Taro Aso’s stupid suggestion about copying the Nazis is just another in a long series of inappropriate Japanese gestures symptomatic of a national yearning to reclaim its long-lost testosterone.
Let me start by defining testosterone. As the hormone of confidence, initiative and self-celebration, testosterone is essential to the makeup of not only healthy men and women as individuals but also to societies as a whole. The problem is that some confused people see it as the hormone of brutal aggression and mindless assertion. In other words, in befuddled minds its virtuous properties are confused with sheer stupidity and callowness.
That confused definition is befuddling some Japanese politicians who would like to lead their despirited nation back to pride and self-confidence. Aso is merely the latest example. Another recent example is nationalist Osaka Mayor Toru Hashimoto and his bizarre riff about comfort women, prostitutes and the need for US troops in Japan to make more use of local sex workers. There was also the threat earlier this year by Prime Minister Shinzo Abe to retract Japan’s earlier apologies to its neighbors.
Such statements don’t just offend neighbors and other right-thinking peoples around the world but also betray a society that has lost touch with the true meaning of pride and confidence — the true benefits of testosterone. The callow and erratic mindset that makes inanely offensive statements one day, then offers lame gestures to mend fences the next is symptomatic of children raised without the example of moral elders.
In fact, that is the situation in which Japanese society finds itself. I don’t mean individual Japanese, of which there are millions of right-thinking examples. I’m talking here about the collective mindset as embodied by its putative leaders.
The overarching ambition of Japan’s World War II militarists and their industrialist patrons disintegrated, in defeat, into a collective shame so deep that it fermented into a putrid mix of denial and self-abnegation. Denial that it had ever been a nation capable of such awful savagery. Self-abnegation to hide from the responsibility for the awful national crime against humankind.
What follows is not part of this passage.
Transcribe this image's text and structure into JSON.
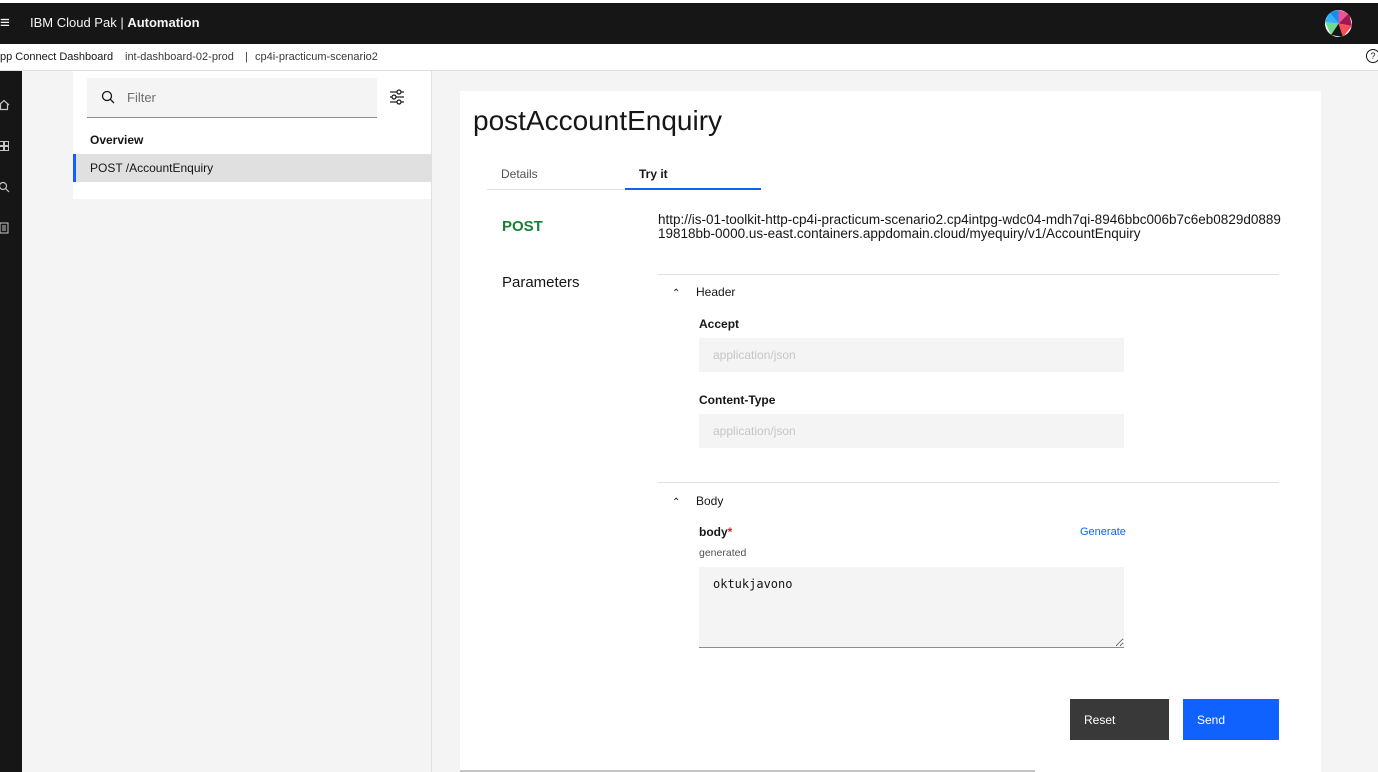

This mindset has been responsible for a kind of societal timidity, even cowardice, reflected in the inability to deliver a straightforward, wholehearted apology to the nations imperial Japan wronged so heinously. It is also reflected in the utter lack of a healthy sexual identity. Sexuality is absent from media representations of Japanese men while Japanese women are portrayed as toys willingly exploited by western men. The only Japanese business leader seen making the kind of bold moves one might associate with the world’s third largest economy is Korean Japanese Masayoshi Son. In short, the nation appears to have been sapped of testosterone.
Which is why we keep seeing its mostly second-rate politicians making inane statements in a bid in mostly abortive efforts at working up some bravado. It’s true that Shinzo Abe’s effort to stir things up with his super-easy-money policy seems to have injected some life into the economy, at least for now. But the national quest to regain its self-confidence isn’t likely to go much beyond callow expressions of mock testosterone until Japan faces the truth about its imperial era squarely. That will lead toward a shot of real testosterone.